The problem:
Look through the lines below and extract each one that contains "الطلاب".

Records:
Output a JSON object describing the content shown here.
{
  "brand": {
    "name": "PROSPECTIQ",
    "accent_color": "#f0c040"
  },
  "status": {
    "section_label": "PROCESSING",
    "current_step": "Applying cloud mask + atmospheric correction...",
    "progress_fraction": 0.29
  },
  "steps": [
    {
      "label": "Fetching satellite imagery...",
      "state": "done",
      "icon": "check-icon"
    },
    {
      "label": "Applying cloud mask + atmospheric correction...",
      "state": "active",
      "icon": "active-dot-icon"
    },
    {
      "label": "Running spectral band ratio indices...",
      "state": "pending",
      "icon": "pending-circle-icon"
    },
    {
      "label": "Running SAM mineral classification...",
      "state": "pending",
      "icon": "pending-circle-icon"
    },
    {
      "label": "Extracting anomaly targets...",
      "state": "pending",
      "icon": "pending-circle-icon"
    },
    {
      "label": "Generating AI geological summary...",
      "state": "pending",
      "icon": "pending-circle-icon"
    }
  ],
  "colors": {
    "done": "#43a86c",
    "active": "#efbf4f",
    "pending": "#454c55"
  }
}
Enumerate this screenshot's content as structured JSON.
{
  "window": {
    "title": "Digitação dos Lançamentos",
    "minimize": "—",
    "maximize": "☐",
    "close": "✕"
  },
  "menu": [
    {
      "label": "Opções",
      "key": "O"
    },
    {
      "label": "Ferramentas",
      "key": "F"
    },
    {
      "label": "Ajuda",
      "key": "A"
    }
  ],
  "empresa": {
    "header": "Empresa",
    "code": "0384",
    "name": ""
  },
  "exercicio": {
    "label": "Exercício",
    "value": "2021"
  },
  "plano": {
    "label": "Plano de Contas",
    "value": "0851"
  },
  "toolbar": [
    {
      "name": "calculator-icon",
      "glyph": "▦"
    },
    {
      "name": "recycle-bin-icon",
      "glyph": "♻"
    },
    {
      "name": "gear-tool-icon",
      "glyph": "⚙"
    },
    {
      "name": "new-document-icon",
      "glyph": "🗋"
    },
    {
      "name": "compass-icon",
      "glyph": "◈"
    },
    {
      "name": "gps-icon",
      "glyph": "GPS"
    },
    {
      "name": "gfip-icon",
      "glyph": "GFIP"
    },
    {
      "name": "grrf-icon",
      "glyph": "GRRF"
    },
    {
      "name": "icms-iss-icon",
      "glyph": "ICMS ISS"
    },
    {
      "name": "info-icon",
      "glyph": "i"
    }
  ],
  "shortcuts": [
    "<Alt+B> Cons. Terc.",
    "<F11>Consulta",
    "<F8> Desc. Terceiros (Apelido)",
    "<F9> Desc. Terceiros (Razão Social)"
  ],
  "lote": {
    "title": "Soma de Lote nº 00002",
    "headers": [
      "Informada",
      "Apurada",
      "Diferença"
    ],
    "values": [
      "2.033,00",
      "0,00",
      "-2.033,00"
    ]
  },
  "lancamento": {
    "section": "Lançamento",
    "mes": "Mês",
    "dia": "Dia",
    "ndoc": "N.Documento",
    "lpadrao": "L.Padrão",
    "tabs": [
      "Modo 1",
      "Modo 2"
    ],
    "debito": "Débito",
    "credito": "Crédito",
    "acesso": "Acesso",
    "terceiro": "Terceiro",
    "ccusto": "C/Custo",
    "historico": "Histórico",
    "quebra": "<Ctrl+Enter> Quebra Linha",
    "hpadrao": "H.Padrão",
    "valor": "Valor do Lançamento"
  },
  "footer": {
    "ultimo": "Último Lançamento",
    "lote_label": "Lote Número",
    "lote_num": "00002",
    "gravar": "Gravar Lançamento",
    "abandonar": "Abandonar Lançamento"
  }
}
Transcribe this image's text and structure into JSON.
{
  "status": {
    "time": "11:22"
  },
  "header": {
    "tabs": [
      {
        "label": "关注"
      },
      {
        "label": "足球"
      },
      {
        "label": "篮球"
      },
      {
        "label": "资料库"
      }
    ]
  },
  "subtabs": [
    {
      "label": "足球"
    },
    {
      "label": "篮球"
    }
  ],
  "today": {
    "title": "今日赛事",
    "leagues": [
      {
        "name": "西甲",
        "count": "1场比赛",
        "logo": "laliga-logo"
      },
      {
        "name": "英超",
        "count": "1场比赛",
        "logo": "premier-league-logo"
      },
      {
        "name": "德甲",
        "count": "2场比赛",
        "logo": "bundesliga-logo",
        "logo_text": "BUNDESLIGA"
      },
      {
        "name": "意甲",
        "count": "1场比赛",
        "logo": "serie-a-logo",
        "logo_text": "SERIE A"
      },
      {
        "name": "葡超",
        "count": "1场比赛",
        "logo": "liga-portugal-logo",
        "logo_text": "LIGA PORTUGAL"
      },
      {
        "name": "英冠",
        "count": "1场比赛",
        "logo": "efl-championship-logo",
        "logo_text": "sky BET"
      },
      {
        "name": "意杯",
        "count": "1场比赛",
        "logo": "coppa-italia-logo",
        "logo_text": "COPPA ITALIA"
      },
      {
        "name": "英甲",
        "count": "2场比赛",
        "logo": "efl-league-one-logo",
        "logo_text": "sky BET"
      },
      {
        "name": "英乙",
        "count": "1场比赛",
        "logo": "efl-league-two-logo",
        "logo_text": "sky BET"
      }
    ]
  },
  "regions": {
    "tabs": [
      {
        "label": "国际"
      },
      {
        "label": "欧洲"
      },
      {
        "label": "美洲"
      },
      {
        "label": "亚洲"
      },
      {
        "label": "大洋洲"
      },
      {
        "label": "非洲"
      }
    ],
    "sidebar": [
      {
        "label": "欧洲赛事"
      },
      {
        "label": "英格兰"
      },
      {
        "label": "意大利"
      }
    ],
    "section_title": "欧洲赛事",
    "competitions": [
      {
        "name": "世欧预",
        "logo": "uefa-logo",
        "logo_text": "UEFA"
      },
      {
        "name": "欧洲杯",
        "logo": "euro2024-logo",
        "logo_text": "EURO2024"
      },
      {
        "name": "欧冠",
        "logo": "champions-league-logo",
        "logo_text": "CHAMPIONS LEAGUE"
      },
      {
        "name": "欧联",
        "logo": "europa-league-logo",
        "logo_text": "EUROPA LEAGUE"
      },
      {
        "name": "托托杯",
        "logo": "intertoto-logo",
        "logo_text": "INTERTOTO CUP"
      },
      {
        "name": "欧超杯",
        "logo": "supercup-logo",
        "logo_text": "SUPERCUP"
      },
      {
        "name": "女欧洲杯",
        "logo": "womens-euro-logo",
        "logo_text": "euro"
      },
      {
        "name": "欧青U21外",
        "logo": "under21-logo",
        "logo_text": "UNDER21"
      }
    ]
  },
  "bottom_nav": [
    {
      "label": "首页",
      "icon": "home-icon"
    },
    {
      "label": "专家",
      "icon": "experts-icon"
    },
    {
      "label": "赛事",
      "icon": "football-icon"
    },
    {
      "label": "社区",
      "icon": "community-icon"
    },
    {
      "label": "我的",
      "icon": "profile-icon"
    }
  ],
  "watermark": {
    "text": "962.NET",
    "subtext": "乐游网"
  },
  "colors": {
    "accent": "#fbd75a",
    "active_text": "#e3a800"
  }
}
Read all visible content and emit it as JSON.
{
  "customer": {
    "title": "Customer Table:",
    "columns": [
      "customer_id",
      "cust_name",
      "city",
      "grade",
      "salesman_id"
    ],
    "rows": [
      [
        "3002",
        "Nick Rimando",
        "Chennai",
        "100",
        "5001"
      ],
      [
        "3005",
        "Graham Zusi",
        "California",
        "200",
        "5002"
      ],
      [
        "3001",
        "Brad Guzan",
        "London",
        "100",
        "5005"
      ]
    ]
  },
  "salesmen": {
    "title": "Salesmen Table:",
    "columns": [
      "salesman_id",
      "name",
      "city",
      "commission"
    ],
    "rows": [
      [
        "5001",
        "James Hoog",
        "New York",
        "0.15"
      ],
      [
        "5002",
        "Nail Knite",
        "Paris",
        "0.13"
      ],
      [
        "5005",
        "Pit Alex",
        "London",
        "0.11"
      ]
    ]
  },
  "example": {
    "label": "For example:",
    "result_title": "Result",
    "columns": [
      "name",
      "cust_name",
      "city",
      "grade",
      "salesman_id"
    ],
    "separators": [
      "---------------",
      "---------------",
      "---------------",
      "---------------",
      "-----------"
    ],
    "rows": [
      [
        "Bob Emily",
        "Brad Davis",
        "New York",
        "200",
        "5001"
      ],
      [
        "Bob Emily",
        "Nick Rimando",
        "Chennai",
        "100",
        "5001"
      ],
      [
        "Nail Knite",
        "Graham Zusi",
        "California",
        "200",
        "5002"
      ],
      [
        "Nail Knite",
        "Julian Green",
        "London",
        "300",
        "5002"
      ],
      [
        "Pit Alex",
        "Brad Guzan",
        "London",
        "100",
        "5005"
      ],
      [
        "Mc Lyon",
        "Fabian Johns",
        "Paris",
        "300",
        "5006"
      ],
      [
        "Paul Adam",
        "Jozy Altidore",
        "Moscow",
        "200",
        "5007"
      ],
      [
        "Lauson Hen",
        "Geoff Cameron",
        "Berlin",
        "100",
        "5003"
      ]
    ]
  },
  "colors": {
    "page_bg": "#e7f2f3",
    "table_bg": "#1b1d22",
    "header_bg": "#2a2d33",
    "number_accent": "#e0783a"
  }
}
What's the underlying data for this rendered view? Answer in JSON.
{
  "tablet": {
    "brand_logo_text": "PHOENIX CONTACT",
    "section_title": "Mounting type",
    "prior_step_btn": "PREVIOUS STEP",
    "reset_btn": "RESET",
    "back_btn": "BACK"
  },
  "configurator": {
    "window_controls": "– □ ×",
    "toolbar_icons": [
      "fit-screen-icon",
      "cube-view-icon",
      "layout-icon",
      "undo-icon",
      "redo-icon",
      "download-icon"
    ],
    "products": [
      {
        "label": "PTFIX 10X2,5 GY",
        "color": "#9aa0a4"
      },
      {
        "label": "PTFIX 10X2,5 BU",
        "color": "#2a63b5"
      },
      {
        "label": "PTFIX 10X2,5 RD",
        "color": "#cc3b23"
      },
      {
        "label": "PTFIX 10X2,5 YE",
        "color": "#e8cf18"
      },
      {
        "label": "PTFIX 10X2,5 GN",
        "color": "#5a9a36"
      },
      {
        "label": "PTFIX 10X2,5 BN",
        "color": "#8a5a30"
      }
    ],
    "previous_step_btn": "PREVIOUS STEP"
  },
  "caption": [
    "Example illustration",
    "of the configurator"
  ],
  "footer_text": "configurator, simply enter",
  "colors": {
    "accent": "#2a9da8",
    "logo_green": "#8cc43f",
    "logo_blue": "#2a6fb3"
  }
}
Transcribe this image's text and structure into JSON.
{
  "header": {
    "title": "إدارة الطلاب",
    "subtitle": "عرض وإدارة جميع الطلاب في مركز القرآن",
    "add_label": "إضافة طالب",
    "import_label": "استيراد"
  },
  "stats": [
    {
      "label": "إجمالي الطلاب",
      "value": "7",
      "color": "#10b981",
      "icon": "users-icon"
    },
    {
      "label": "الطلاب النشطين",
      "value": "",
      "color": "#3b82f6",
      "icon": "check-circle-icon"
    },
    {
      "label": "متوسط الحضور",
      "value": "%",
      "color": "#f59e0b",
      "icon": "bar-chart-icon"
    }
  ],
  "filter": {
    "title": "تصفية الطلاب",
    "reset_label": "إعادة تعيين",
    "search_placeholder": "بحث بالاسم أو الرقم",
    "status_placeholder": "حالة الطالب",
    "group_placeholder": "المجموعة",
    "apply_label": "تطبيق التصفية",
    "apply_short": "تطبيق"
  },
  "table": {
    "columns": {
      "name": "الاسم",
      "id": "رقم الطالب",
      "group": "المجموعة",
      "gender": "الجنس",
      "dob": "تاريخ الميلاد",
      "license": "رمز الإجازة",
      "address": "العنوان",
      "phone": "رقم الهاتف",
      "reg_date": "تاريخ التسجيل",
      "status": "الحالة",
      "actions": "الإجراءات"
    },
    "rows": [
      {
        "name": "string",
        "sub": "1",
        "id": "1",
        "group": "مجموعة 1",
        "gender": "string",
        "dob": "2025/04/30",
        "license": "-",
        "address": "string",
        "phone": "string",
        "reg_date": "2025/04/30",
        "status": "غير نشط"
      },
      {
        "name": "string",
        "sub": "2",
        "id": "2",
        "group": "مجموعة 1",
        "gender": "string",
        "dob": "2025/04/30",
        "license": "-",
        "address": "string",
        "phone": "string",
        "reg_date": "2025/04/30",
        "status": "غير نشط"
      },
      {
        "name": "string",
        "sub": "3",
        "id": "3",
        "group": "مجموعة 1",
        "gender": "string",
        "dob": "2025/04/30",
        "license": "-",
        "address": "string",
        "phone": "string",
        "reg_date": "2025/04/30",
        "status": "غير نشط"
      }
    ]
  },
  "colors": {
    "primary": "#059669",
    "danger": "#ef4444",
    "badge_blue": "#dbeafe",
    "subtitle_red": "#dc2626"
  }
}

Your solution:
    "title": "إدارة الطلاب",
    "subtitle": "عرض وإدارة جميع الطلاب في مركز القرآن",
      "label": "إجمالي الطلاب",
      "label": "الطلاب النشطين",
    "title": "تصفية الطلاب",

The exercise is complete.